VIKTOR YANUKOVYCH: Giving looting a bad name

August 2016

The stealing of a country’s resources by the head of that same country is a fairly recent development.  And by recent I mean just since the end of World War II.  Prior to that, countries and empires usually went to war with other countries just for the looting opportunities.  THAT kind of looting goes back to the Sumerians and the Akkadians.  The Byzantines and even the medieval English, French and German aristocracies forged their entire identities on prowess in saddling up in spring-time, reducing to rubble any communities they could find that had moveable property, loading up their loot and bringing it home with them.  Then when the next spring-time came around, it was back in the saddle again.  These military escapades were usually justified by some flimsy religious reasons but such is the dreary course of much of human history.

Then between the end of World War II and about 1965, dozens of former British, French, Portuguese, Belgian and Spanish colonies gained their independence.  This gave birth to an entire generation of homegrown tin-pot tyrants in Africa and southeast Asia whose specialty became taking the billions of foreign aid being given by the U.S. and other western nations (to keep them from going communist) and spiriting most of it quietly to Swiss bank accounts and foreign real estate.  The name of the game was, in a perverse way, discretion.

What Viktor Yanukovych did, though, has broken new ground.  While most autocrats loot their countries quietly and diplomatically, taking care not to rub their citizens’ noses in their miscreantism,  Yanukovych built the most in-your-face estate and contiguous pleasure-grounds (totaling nearly 400 acres on the Dnieper River) that make Saddam Hussein’s excesses seem like a warm-up.  It’s no wonder the people of Ukraine ran his sorry butt into the arms of Vladimir Putin and confiscated this very public drain on the public treasury.

When I heard that Yanukovych’s Mezhigoriye was now open to the public, I had to get up there (15 miles north of Kiev) and see for myself.  As you’re looking at these pictures, keep in mind that EVERYTHING you see in the photos is part of Yanukovych’s former estate, except for the Dnieper River.  During the time he built his stately pleasure-dome (2007-2012), Yanukovych’s salary as President of the Ukraine was reported to be $24,000 per year.


Leave a Reply

Your email address will not be published. Required fields are marked *

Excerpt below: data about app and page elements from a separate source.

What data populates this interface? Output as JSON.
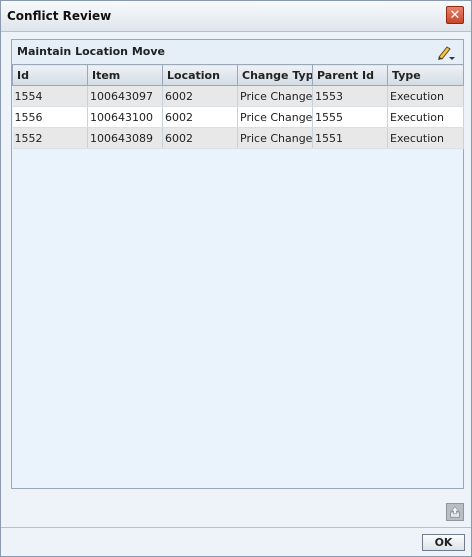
{
  "dialog": {
    "title": "Conflict Review",
    "close_label": "✕"
  },
  "panel": {
    "title": "Maintain Location Move"
  },
  "table": {
    "columns": [
      "Id",
      "Item",
      "Location",
      "Change Type",
      "Parent Id",
      "Type"
    ],
    "rows": [
      [
        "1554",
        "100643097",
        "6002",
        "Price Change",
        "1553",
        "Execution"
      ],
      [
        "1556",
        "100643100",
        "6002",
        "Price Change",
        "1555",
        "Execution"
      ],
      [
        "1552",
        "100643089",
        "6002",
        "Price Change",
        "1551",
        "Execution"
      ]
    ]
  },
  "footer": {
    "ok_label": "OK"
  },
  "icons": {
    "edit": "pencil-menu-icon",
    "export": "export-icon",
    "close": "close-icon"
  },
  "colors": {
    "close_red": "#c7452b",
    "panel_bg": "#eaf3fc",
    "header_bg": "#d3dbe4",
    "row_alt": "#e8e8e8"
  }
}
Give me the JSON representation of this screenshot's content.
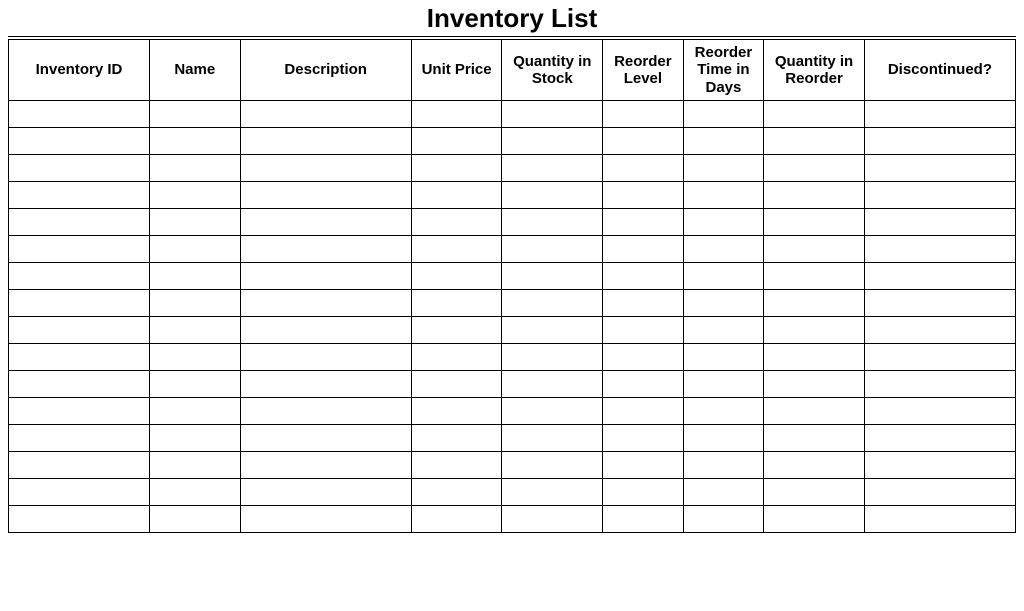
{
  "title": "Inventory List",
  "columns": [
    {
      "key": "inventory_id",
      "label": "Inventory ID"
    },
    {
      "key": "name",
      "label": "Name"
    },
    {
      "key": "description",
      "label": "Description"
    },
    {
      "key": "unit_price",
      "label": "Unit Price"
    },
    {
      "key": "quantity_in_stock",
      "label": "Quantity in Stock"
    },
    {
      "key": "reorder_level",
      "label": "Reorder Level"
    },
    {
      "key": "reorder_time_in_days",
      "label": "Reorder Time in Days"
    },
    {
      "key": "quantity_in_reorder",
      "label": "Quantity in Reorder"
    },
    {
      "key": "discontinued",
      "label": "Discontinued?"
    }
  ],
  "rows": [
    {
      "inventory_id": "",
      "name": "",
      "description": "",
      "unit_price": "",
      "quantity_in_stock": "",
      "reorder_level": "",
      "reorder_time_in_days": "",
      "quantity_in_reorder": "",
      "discontinued": ""
    },
    {
      "inventory_id": "",
      "name": "",
      "description": "",
      "unit_price": "",
      "quantity_in_stock": "",
      "reorder_level": "",
      "reorder_time_in_days": "",
      "quantity_in_reorder": "",
      "discontinued": ""
    },
    {
      "inventory_id": "",
      "name": "",
      "description": "",
      "unit_price": "",
      "quantity_in_stock": "",
      "reorder_level": "",
      "reorder_time_in_days": "",
      "quantity_in_reorder": "",
      "discontinued": ""
    },
    {
      "inventory_id": "",
      "name": "",
      "description": "",
      "unit_price": "",
      "quantity_in_stock": "",
      "reorder_level": "",
      "reorder_time_in_days": "",
      "quantity_in_reorder": "",
      "discontinued": ""
    },
    {
      "inventory_id": "",
      "name": "",
      "description": "",
      "unit_price": "",
      "quantity_in_stock": "",
      "reorder_level": "",
      "reorder_time_in_days": "",
      "quantity_in_reorder": "",
      "discontinued": ""
    },
    {
      "inventory_id": "",
      "name": "",
      "description": "",
      "unit_price": "",
      "quantity_in_stock": "",
      "reorder_level": "",
      "reorder_time_in_days": "",
      "quantity_in_reorder": "",
      "discontinued": ""
    },
    {
      "inventory_id": "",
      "name": "",
      "description": "",
      "unit_price": "",
      "quantity_in_stock": "",
      "reorder_level": "",
      "reorder_time_in_days": "",
      "quantity_in_reorder": "",
      "discontinued": ""
    },
    {
      "inventory_id": "",
      "name": "",
      "description": "",
      "unit_price": "",
      "quantity_in_stock": "",
      "reorder_level": "",
      "reorder_time_in_days": "",
      "quantity_in_reorder": "",
      "discontinued": ""
    },
    {
      "inventory_id": "",
      "name": "",
      "description": "",
      "unit_price": "",
      "quantity_in_stock": "",
      "reorder_level": "",
      "reorder_time_in_days": "",
      "quantity_in_reorder": "",
      "discontinued": ""
    },
    {
      "inventory_id": "",
      "name": "",
      "description": "",
      "unit_price": "",
      "quantity_in_stock": "",
      "reorder_level": "",
      "reorder_time_in_days": "",
      "quantity_in_reorder": "",
      "discontinued": ""
    },
    {
      "inventory_id": "",
      "name": "",
      "description": "",
      "unit_price": "",
      "quantity_in_stock": "",
      "reorder_level": "",
      "reorder_time_in_days": "",
      "quantity_in_reorder": "",
      "discontinued": ""
    },
    {
      "inventory_id": "",
      "name": "",
      "description": "",
      "unit_price": "",
      "quantity_in_stock": "",
      "reorder_level": "",
      "reorder_time_in_days": "",
      "quantity_in_reorder": "",
      "discontinued": ""
    },
    {
      "inventory_id": "",
      "name": "",
      "description": "",
      "unit_price": "",
      "quantity_in_stock": "",
      "reorder_level": "",
      "reorder_time_in_days": "",
      "quantity_in_reorder": "",
      "discontinued": ""
    },
    {
      "inventory_id": "",
      "name": "",
      "description": "",
      "unit_price": "",
      "quantity_in_stock": "",
      "reorder_level": "",
      "reorder_time_in_days": "",
      "quantity_in_reorder": "",
      "discontinued": ""
    },
    {
      "inventory_id": "",
      "name": "",
      "description": "",
      "unit_price": "",
      "quantity_in_stock": "",
      "reorder_level": "",
      "reorder_time_in_days": "",
      "quantity_in_reorder": "",
      "discontinued": ""
    },
    {
      "inventory_id": "",
      "name": "",
      "description": "",
      "unit_price": "",
      "quantity_in_stock": "",
      "reorder_level": "",
      "reorder_time_in_days": "",
      "quantity_in_reorder": "",
      "discontinued": ""
    }
  ]
}
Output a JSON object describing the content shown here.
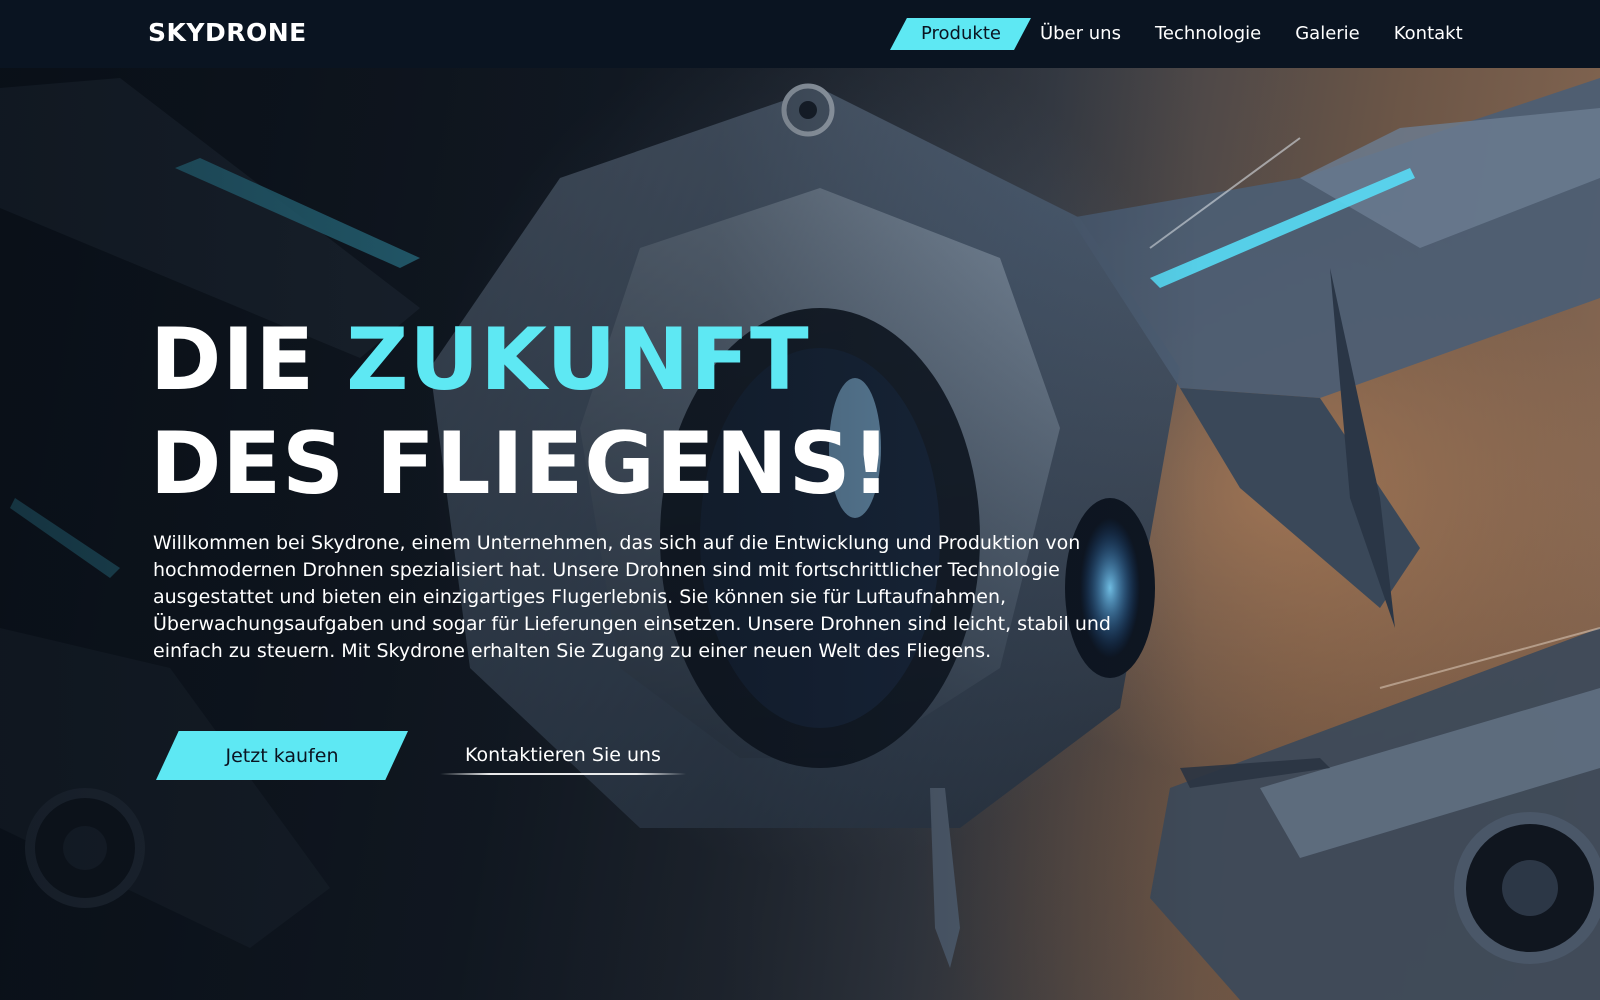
{
  "brand": {
    "name": "SKYDRONE"
  },
  "nav": {
    "items": [
      {
        "label": "Produkte",
        "active": true
      },
      {
        "label": "Über uns",
        "active": false
      },
      {
        "label": "Technologie",
        "active": false
      },
      {
        "label": "Galerie",
        "active": false
      },
      {
        "label": "Kontakt",
        "active": false
      }
    ]
  },
  "hero": {
    "headline_part1": "DIE ",
    "headline_accent": "ZUKUNFT",
    "headline_line2": "DES FLIEGENS!",
    "intro": "Willkommen bei Skydrone, einem Unternehmen, das sich auf die Entwicklung und Produktion von hochmodernen Drohnen spezialisiert hat. Unsere Drohnen sind mit fortschrittlicher Technologie ausgestattet und bieten ein einzigartiges Flugerlebnis. Sie können sie für Luftaufnahmen, Überwachungsaufgaben und sogar für Lieferungen einsetzen. Unsere Drohnen sind leicht, stabil und einfach zu steuern. Mit Skydrone erhalten Sie Zugang zu einer neuen Welt des Fliegens.",
    "primary_cta": "Jetzt kaufen",
    "secondary_cta": "Kontaktieren Sie uns",
    "background_image": "futuristic-drone-illustration"
  },
  "colors": {
    "accent": "#5ee8f3",
    "header_bg": "#0a1421",
    "text": "#ffffff"
  }
}
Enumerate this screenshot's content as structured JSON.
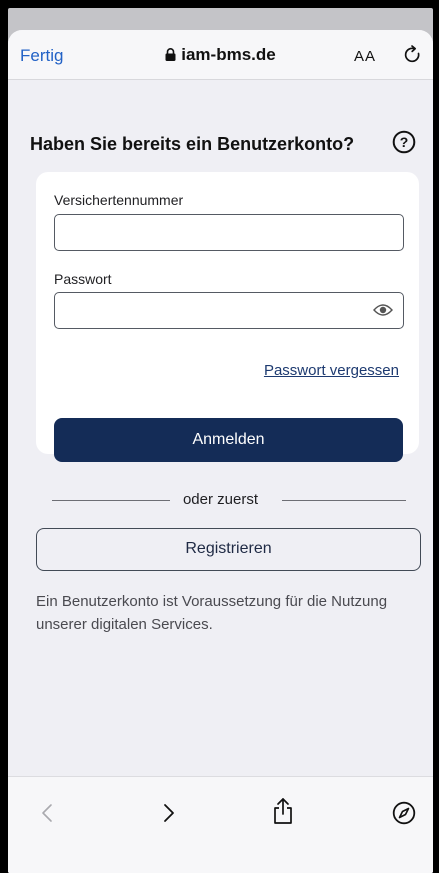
{
  "browser": {
    "done_label": "Fertig",
    "url": "iam-bms.de",
    "text_size_label": "AA"
  },
  "page": {
    "heading": "Haben Sie bereits ein Benutzerkonto?",
    "insurance_number_label": "Versichertennummer",
    "insurance_number_value": "",
    "password_label": "Passwort",
    "password_value": "",
    "forgot_password": "Passwort vergessen",
    "login_button": "Anmelden",
    "divider_text": "oder zuerst",
    "register_button": "Registrieren",
    "hint_text": "Ein Benutzerkonto ist Voraussetzung für die Nutzung unserer digitalen Services."
  },
  "toolbar": {
    "icons": [
      "back-icon",
      "forward-icon",
      "share-icon",
      "compass-icon"
    ]
  },
  "colors": {
    "accent_blue": "#2262c6",
    "primary_button": "#142c57",
    "link": "#1d3a70"
  }
}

You may use these HTML tags and attributes: <a href="" title=""> <abbr title=""> <acronym title=""> <b> <blockquote cite=""> <cite> <code> <del datetime=""> <em> <i> <q cite=""> <strike> <strong>